In 2006, the Louisiana Legislature directed the LDEQ to create a Disaster Debris Management Plan that would prioritize the reuse and recycling of materials, though it’s still unclear whether storm-damaged buildings would be deconstructed and reused. The city of New Orleans has also created such a plan, and obtained approval from LDEQ to compost tree branches and shrubs after its most recent disaster, Hurricane Isaac in 2012.
Nationally, about one-third of glass containers are recycled. But no glass will be accepted for curbside pickup in New Orleans anytime soon, say city officials. For those willing to pay, a company called Phoenix Recycling began recycling glass in New Orleans over a year ago for subscribers who are billed a monthly fee. The glass is hauled to Mississippi, ground up and mixed with cement to make aggregates for roads and other construction. But Phoenix owner Chris Prasad hauls the glass – roughly 35,000 pounds a week – to the manufacturer to get it of his hands; he isn’t paid for it. And his customers have to place the glass into a separate recycling container, otherwise it can cut up conveyor belts, machines and trucks.
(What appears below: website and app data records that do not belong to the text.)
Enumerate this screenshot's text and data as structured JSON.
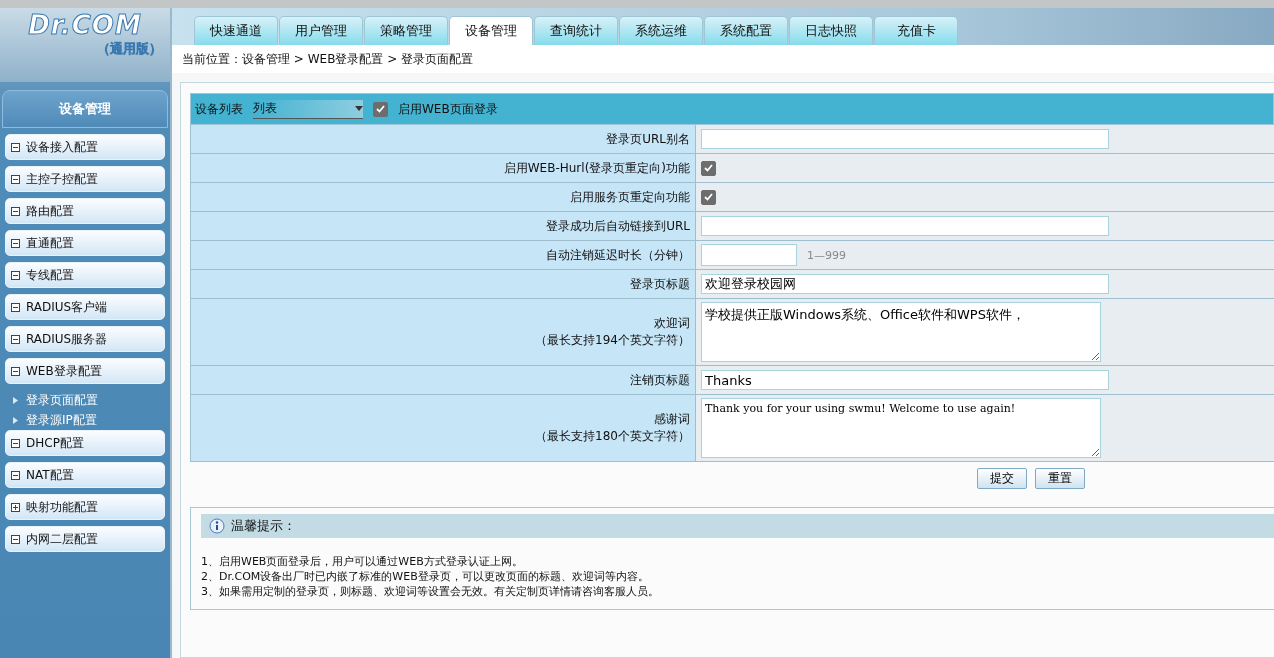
{
  "logo": {
    "brand": "Dr.COM",
    "edition": "（通用版）"
  },
  "tabs": [
    {
      "label": "快速通道",
      "selected": false
    },
    {
      "label": "用户管理",
      "selected": false
    },
    {
      "label": "策略管理",
      "selected": false
    },
    {
      "label": "设备管理",
      "selected": true
    },
    {
      "label": "查询统计",
      "selected": false
    },
    {
      "label": "系统运维",
      "selected": false
    },
    {
      "label": "系统配置",
      "selected": false
    },
    {
      "label": "日志快照",
      "selected": false
    },
    {
      "label": "充值卡",
      "selected": false
    }
  ],
  "breadcrumb": "当前位置：设备管理 > WEB登录配置 > 登录页面配置",
  "sidebar": {
    "title": "设备管理",
    "items": [
      {
        "label": "设备接入配置",
        "expanded": true
      },
      {
        "label": "主控子控配置",
        "expanded": true
      },
      {
        "label": "路由配置",
        "expanded": true
      },
      {
        "label": "直通配置",
        "expanded": true
      },
      {
        "label": "专线配置",
        "expanded": true
      },
      {
        "label": "RADIUS客户端",
        "expanded": true
      },
      {
        "label": "RADIUS服务器",
        "expanded": true
      },
      {
        "label": "WEB登录配置",
        "expanded": true,
        "children": [
          {
            "label": "登录页面配置"
          },
          {
            "label": "登录源IP配置"
          }
        ]
      },
      {
        "label": "DHCP配置",
        "expanded": true
      },
      {
        "label": "NAT配置",
        "expanded": true
      },
      {
        "label": "映射功能配置",
        "expanded": false
      },
      {
        "label": "内网二层配置",
        "expanded": true
      }
    ]
  },
  "form_header": {
    "device_label": "设备列表",
    "device_value": "列表",
    "enable_label": "启用WEB页面登录",
    "enable_checked": true
  },
  "form_rows": [
    {
      "kind": "input",
      "label": "登录页URL别名"
    },
    {
      "kind": "checkbox",
      "label": "启用WEB-Hurl(登录页重定向)功能",
      "checked": true
    },
    {
      "kind": "checkbox",
      "label": "启用服务页重定向功能",
      "checked": true
    },
    {
      "kind": "input",
      "label": "登录成功后自动链接到URL"
    },
    {
      "kind": "short",
      "label": "自动注销延迟时长（分钟）",
      "hint": "1—999"
    },
    {
      "kind": "input",
      "label": "登录页标题",
      "value": "欢迎登录校园网"
    },
    {
      "kind": "textarea",
      "label": "欢迎词",
      "note": "（最长支持194个英文字符）",
      "value": "学校提供正版Windows系统、Office软件和WPS软件，"
    },
    {
      "kind": "input",
      "label": "注销页标题",
      "value": "Thanks"
    },
    {
      "kind": "textarea",
      "label": "感谢词",
      "note": "（最长支持180个英文字符）",
      "value": "Thank you for your using swmu! Welcome to use again!",
      "mono": true
    }
  ],
  "buttons": [
    "提交",
    "重置"
  ],
  "tips": {
    "title": "温馨提示：",
    "lines": [
      "1、启用WEB页面登录后，用户可以通过WEB方式登录认证上网。",
      "2、Dr.COM设备出厂时已内嵌了标准的WEB登录页，可以更改页面的标题、欢迎词等内容。",
      "3、如果需用定制的登录页，则标题、欢迎词等设置会无效。有关定制页详情请咨询客服人员。"
    ]
  }
}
“Recycling exists because of economics,” Prasad said. “It’s cheaper for us to, for instance, use recycled cardboard.” With a little ingenuity, those markets can be created. For example, other countries melt down glass to make glass beads, which would seem to have a natural market in New Orleans, where tons of plastic beads are caught, recycled and trashed each year during Carnival.
At this point, if Phoenix hauled glass, which is heavy, from New Orleans to the closest glass manufacturer several hundred miles away, it would likely be shipped by train. “I’d lose money like a rockstar,” Prasad said. Still, whenever Prasad walks down Bourbon Street, he eyes the trash: cardboard, beer bottles, plastic to-go cups. “Almost everything is recyclable,” he said. “But they would have to do some work at their end.”
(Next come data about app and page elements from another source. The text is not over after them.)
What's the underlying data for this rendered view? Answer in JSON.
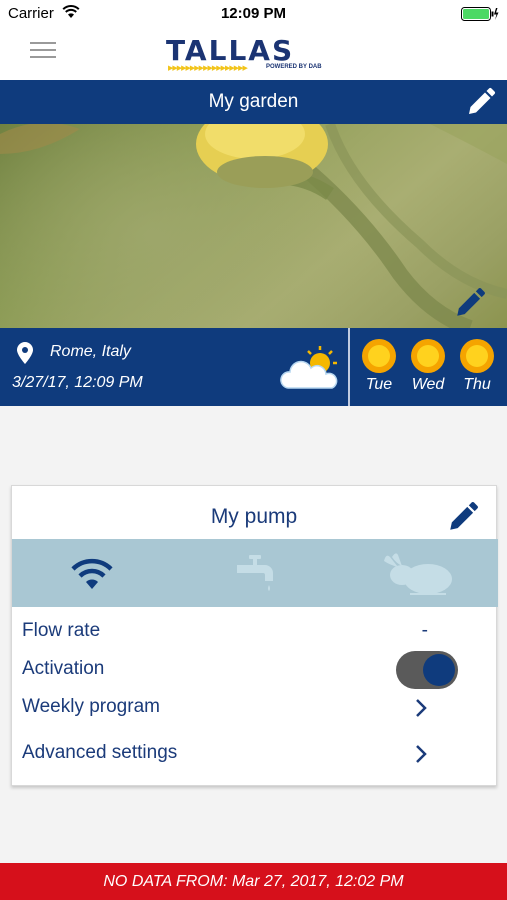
{
  "status_bar": {
    "carrier": "Carrier",
    "time": "12:09 PM"
  },
  "header": {
    "logo_text": "TALLAS",
    "logo_tagline": "POWERED BY DAB"
  },
  "garden": {
    "title": "My garden"
  },
  "weather": {
    "location": "Rome, Italy",
    "datetime": "3/27/17, 12:09 PM",
    "current_icon": "partly-cloudy-icon",
    "forecast": [
      {
        "day": "Tue",
        "icon": "sun-icon"
      },
      {
        "day": "Wed",
        "icon": "sun-icon"
      },
      {
        "day": "Thu",
        "icon": "sun-icon"
      }
    ]
  },
  "pump": {
    "title": "My pump",
    "status_icons": [
      "wifi-icon",
      "faucet-icon",
      "rabbit-icon"
    ],
    "rows": {
      "flow_rate": {
        "label": "Flow rate",
        "value": "-"
      },
      "activation": {
        "label": "Activation",
        "on": true
      },
      "weekly_program": {
        "label": "Weekly program"
      },
      "advanced_settings": {
        "label": "Advanced settings"
      }
    }
  },
  "alert": {
    "text": "NO DATA FROM: Mar 27, 2017, 12:02 PM"
  },
  "colors": {
    "primary": "#0f3b7d",
    "alert": "#d6101b",
    "icon_strip": "#a9c7d3",
    "sun": "#f5b800"
  }
}
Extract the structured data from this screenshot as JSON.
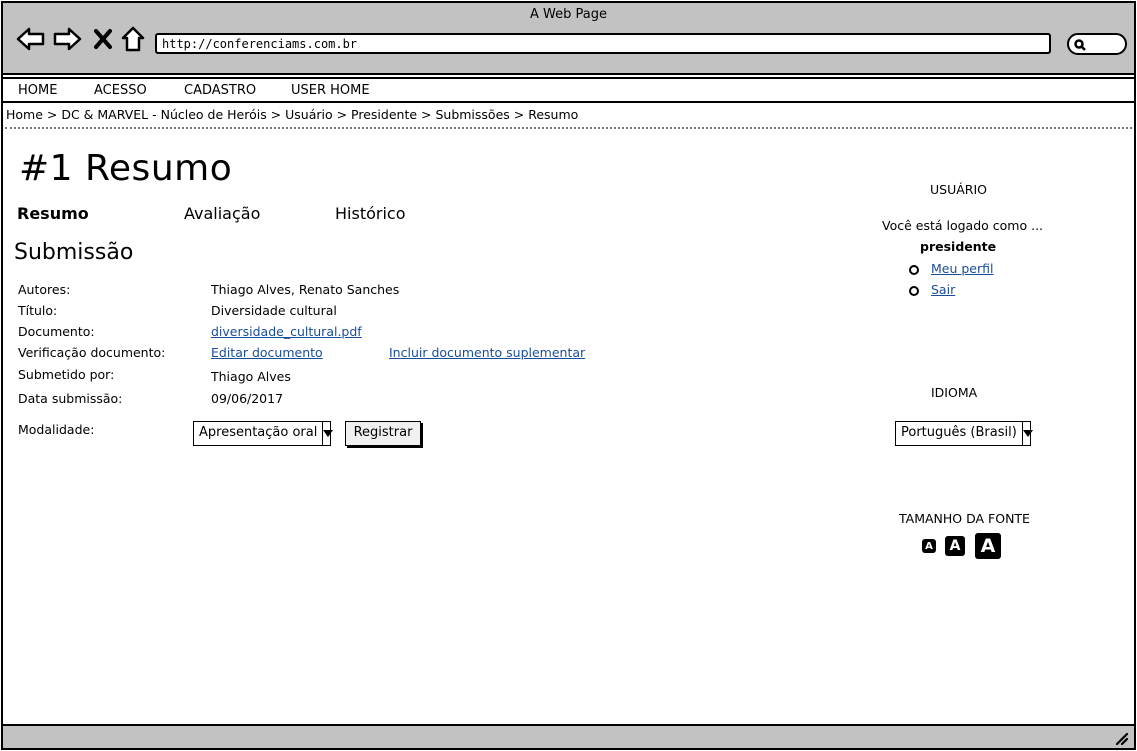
{
  "browser": {
    "title": "A Web Page",
    "url": "http://conferenciams.com.br"
  },
  "menu": {
    "items": [
      "HOME",
      "ACESSO",
      "CADASTRO",
      "USER HOME"
    ]
  },
  "breadcrumb": "Home > DC & MARVEL - Núcleo de Heróis  > Usuário > Presidente > Submissões > Resumo",
  "page": {
    "title": "#1 Resumo",
    "tabs": [
      "Resumo",
      "Avaliação",
      "Histórico"
    ],
    "section_title": "Submissão"
  },
  "submission": {
    "authors_label": "Autores:",
    "authors": "Thiago Alves, Renato Sanches",
    "title_label": "Título:",
    "title": "Diversidade cultural",
    "document_label": "Documento:",
    "document": "diversidade_cultural.pdf",
    "verification_label": "Verificação documento:",
    "edit_link": "Editar documento",
    "supplementary_link": "Incluir documento suplementar",
    "submitted_by_label": "Submetido por:",
    "submitted_by": "Thiago Alves",
    "date_label": "Data submissão:",
    "date": "09/06/2017",
    "modality_label": "Modalidade:",
    "modality_selected": "Apresentação oral",
    "register_button": "Registrar"
  },
  "sidebar": {
    "user_heading": "USUÁRIO",
    "logged_text": "Você está logado  como ...",
    "username": "presidente",
    "profile_link": "Meu perfil",
    "logout_link": "Sair",
    "language_heading": "IDIOMA",
    "language_selected": "Português (Brasil)",
    "font_size_heading": "TAMANHO DA FONTE",
    "font_letter": "A"
  }
}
Katy Reckdahl is a New Orleans-based news reporter who is a frequent contributor to the New Orleans Advocate and the Hechinger Report and has written for The Times-Picayune, The New York Times, The Daily Beast, The Weather Channel, The Nation, Next City, and the Christian Science Monitor.